== Work task ==
Scan the entries below and return each line that contains "Zubillaga".

Items from an interface collection
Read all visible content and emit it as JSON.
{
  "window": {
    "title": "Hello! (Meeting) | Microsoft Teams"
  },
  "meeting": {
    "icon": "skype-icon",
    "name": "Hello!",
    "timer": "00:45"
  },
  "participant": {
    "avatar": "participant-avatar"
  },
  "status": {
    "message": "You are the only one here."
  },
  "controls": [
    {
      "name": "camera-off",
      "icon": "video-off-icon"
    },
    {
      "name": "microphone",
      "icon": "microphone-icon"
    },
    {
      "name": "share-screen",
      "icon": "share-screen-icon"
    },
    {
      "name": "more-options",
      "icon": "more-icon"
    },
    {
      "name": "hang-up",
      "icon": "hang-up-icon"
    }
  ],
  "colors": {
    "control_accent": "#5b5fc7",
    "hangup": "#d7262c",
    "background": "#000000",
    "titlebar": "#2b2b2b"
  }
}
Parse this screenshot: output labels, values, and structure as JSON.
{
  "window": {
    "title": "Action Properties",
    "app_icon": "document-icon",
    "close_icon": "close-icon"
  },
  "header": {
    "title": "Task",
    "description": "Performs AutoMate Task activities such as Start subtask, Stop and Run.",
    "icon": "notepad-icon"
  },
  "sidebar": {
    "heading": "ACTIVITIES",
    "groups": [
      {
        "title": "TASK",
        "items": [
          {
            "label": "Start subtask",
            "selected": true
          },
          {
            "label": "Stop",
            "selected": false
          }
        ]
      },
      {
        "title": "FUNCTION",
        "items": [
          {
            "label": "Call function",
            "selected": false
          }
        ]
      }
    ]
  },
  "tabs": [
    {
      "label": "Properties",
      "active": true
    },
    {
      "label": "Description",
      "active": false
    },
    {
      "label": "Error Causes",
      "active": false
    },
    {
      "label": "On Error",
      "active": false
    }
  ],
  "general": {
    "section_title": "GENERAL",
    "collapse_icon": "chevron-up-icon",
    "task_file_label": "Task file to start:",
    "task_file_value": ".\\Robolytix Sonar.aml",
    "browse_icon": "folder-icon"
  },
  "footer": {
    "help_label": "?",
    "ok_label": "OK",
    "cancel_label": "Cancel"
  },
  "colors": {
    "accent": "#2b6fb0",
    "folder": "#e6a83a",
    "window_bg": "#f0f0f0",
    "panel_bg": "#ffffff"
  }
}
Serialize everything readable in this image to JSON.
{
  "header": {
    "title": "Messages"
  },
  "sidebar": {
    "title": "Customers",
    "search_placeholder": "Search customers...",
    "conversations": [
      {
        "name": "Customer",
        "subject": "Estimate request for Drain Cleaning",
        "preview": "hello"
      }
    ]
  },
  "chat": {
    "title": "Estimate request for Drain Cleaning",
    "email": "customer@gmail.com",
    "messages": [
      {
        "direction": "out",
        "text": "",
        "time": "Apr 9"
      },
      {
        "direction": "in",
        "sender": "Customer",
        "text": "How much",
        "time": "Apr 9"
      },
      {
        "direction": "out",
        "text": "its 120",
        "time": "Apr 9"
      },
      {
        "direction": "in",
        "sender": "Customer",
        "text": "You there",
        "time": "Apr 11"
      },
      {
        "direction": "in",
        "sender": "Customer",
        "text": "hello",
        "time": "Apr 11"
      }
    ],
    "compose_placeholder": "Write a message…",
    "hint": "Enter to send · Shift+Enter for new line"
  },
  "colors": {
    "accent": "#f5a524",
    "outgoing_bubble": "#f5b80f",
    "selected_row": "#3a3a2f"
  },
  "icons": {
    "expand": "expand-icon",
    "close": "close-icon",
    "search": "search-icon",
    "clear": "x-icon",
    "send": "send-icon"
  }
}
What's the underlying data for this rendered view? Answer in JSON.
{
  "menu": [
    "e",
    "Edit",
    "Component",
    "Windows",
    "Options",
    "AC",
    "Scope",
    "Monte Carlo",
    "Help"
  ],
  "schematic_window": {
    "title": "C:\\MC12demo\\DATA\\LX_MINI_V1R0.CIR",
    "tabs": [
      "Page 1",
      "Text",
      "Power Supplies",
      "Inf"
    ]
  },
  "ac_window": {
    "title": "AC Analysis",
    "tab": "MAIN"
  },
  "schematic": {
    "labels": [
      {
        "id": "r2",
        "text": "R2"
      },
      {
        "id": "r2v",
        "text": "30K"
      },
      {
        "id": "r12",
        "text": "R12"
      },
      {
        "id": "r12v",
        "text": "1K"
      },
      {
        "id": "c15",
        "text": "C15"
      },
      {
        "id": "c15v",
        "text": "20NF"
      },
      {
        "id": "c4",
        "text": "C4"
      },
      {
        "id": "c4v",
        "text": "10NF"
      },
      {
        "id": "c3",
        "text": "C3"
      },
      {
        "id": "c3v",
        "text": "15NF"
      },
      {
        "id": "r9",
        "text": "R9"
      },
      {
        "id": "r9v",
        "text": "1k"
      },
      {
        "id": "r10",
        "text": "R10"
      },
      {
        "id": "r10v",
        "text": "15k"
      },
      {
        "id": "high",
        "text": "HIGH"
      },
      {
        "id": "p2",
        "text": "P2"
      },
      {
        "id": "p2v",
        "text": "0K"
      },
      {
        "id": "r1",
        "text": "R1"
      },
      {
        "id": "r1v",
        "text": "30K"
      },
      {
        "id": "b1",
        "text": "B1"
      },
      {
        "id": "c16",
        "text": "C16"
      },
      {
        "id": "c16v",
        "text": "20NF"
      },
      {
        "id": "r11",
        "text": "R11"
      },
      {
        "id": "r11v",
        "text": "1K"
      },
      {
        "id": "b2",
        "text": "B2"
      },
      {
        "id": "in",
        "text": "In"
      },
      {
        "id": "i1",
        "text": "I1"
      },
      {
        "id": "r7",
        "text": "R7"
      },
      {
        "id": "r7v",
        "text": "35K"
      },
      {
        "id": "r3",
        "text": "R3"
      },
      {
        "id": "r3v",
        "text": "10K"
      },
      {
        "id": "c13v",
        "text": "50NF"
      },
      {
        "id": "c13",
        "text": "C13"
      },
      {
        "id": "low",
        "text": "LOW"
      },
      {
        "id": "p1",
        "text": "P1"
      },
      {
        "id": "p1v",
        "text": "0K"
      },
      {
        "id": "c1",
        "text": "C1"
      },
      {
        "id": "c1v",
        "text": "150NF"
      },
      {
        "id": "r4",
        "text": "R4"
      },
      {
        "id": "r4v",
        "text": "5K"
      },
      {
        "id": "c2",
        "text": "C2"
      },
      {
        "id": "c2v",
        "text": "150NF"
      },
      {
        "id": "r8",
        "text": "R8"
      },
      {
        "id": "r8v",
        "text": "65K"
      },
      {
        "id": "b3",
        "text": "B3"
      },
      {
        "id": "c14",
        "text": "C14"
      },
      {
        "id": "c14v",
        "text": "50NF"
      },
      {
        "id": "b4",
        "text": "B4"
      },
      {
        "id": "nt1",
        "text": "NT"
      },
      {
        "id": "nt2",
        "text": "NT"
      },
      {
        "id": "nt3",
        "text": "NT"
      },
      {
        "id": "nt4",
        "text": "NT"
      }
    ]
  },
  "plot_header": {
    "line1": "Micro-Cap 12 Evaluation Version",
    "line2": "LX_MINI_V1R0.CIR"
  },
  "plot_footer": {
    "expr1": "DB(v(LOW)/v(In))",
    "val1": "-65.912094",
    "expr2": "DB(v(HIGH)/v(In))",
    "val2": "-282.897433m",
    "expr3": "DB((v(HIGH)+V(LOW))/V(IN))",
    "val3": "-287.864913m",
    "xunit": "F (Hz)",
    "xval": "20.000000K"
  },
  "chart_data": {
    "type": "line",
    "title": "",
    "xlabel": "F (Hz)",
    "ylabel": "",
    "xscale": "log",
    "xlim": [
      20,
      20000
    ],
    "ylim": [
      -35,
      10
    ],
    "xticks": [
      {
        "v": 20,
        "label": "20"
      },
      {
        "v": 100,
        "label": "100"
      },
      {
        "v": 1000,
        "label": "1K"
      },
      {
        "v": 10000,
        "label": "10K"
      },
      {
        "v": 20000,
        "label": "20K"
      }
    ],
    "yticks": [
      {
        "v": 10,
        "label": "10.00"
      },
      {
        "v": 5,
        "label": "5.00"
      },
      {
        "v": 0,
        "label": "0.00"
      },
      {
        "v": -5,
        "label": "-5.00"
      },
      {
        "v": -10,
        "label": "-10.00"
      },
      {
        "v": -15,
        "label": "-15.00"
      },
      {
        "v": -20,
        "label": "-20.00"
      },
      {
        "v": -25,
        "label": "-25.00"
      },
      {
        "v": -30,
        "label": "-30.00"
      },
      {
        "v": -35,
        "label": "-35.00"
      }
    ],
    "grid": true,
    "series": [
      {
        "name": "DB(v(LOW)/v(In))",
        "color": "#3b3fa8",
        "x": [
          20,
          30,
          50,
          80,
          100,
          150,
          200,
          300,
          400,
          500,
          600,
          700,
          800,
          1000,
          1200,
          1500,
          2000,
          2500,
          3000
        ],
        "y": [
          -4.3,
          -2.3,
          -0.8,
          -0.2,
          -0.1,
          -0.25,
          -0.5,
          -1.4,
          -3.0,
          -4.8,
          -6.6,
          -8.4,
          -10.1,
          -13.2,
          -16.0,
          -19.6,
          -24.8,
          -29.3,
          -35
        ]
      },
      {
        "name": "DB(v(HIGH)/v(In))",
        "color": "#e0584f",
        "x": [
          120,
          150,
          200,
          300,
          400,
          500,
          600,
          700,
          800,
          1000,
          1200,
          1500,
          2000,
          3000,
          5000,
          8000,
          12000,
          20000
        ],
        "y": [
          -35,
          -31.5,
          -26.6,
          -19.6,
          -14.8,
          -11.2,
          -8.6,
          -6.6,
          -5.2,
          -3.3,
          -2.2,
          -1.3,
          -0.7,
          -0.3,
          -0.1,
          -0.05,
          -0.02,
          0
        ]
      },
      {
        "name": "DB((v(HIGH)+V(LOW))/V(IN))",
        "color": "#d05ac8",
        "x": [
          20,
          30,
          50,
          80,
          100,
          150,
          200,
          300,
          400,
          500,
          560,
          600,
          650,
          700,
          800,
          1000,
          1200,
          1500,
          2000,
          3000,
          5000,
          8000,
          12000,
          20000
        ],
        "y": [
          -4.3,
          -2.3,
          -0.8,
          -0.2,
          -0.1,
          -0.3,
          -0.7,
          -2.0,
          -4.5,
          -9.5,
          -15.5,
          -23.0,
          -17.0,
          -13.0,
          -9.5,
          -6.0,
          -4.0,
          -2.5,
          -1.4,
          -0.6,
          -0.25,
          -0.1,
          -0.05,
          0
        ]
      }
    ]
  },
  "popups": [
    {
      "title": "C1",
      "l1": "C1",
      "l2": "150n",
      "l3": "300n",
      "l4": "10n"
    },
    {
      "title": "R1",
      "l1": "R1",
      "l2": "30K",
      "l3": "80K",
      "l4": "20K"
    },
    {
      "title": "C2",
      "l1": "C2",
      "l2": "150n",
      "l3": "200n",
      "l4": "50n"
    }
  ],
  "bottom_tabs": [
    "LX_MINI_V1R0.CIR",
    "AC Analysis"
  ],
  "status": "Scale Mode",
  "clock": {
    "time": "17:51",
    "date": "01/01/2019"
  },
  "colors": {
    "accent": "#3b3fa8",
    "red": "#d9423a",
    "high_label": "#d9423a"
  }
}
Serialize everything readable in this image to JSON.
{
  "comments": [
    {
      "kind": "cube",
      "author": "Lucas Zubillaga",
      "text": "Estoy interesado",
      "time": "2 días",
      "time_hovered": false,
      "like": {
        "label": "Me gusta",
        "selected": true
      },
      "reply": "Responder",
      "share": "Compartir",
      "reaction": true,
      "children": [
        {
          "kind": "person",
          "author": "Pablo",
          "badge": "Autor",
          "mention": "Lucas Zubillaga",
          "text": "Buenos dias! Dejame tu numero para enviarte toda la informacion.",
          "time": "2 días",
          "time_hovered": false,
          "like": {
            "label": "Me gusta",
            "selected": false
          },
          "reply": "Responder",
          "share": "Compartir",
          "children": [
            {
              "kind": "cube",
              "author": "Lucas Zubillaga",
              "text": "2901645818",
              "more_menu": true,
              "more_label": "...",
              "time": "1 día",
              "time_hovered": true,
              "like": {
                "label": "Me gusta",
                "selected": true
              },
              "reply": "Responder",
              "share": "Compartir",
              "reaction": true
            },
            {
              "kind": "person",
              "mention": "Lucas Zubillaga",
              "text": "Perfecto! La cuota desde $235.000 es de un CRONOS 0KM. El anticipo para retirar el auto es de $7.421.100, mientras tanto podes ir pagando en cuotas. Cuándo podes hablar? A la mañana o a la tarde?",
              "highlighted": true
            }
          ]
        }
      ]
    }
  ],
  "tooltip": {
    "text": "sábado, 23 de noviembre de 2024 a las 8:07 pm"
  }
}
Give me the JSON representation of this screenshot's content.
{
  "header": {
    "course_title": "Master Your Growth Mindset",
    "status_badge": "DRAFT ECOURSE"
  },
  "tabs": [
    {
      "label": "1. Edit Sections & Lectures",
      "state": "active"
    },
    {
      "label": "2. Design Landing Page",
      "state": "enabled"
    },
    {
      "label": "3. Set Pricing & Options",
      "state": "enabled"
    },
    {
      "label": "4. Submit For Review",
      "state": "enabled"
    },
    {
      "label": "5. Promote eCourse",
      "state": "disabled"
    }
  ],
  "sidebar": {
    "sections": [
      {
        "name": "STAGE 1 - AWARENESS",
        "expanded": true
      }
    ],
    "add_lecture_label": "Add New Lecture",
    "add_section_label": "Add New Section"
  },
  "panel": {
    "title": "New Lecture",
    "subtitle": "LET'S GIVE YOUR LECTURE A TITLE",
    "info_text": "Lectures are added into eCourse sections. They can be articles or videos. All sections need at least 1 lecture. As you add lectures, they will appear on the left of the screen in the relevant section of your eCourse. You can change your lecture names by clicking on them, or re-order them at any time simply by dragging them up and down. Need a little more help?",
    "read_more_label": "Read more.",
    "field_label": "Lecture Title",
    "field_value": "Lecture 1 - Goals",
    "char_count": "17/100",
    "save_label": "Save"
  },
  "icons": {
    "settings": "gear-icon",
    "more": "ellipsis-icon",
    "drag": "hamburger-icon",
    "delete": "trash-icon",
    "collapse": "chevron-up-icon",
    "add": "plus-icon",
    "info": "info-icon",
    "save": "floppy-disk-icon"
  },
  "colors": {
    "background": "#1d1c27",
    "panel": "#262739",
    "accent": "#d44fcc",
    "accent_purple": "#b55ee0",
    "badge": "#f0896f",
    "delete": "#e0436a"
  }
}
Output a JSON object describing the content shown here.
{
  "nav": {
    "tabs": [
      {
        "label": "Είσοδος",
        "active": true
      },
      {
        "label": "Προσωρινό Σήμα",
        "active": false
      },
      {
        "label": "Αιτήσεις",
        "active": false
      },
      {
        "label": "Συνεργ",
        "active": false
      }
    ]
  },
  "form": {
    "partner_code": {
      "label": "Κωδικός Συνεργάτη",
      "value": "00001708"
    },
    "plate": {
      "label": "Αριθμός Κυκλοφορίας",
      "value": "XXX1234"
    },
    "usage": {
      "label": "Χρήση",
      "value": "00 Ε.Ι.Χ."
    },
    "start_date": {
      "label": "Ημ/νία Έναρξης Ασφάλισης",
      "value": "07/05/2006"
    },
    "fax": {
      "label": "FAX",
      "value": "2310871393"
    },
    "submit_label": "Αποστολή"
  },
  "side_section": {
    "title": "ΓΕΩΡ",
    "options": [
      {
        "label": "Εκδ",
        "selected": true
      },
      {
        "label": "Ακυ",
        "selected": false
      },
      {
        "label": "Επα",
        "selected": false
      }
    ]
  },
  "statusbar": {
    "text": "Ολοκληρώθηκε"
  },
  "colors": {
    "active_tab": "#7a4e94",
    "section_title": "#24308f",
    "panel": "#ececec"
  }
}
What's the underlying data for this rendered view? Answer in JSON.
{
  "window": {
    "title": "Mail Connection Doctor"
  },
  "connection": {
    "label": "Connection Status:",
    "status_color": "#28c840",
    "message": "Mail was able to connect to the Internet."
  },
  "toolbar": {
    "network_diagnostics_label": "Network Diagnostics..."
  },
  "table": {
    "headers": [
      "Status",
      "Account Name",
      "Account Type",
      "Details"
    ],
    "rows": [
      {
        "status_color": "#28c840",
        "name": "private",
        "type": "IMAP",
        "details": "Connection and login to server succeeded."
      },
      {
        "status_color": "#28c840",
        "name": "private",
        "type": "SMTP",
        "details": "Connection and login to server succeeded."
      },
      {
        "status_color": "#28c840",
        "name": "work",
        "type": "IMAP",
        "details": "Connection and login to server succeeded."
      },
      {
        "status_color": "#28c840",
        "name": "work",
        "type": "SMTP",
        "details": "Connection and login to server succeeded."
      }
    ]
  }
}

== Response for this exercise ==
      "author": "Lucas Zubillaga",
          "mention": "Lucas Zubillaga",
              "author": "Lucas Zubillaga",
              "mention": "Lucas Zubillaga",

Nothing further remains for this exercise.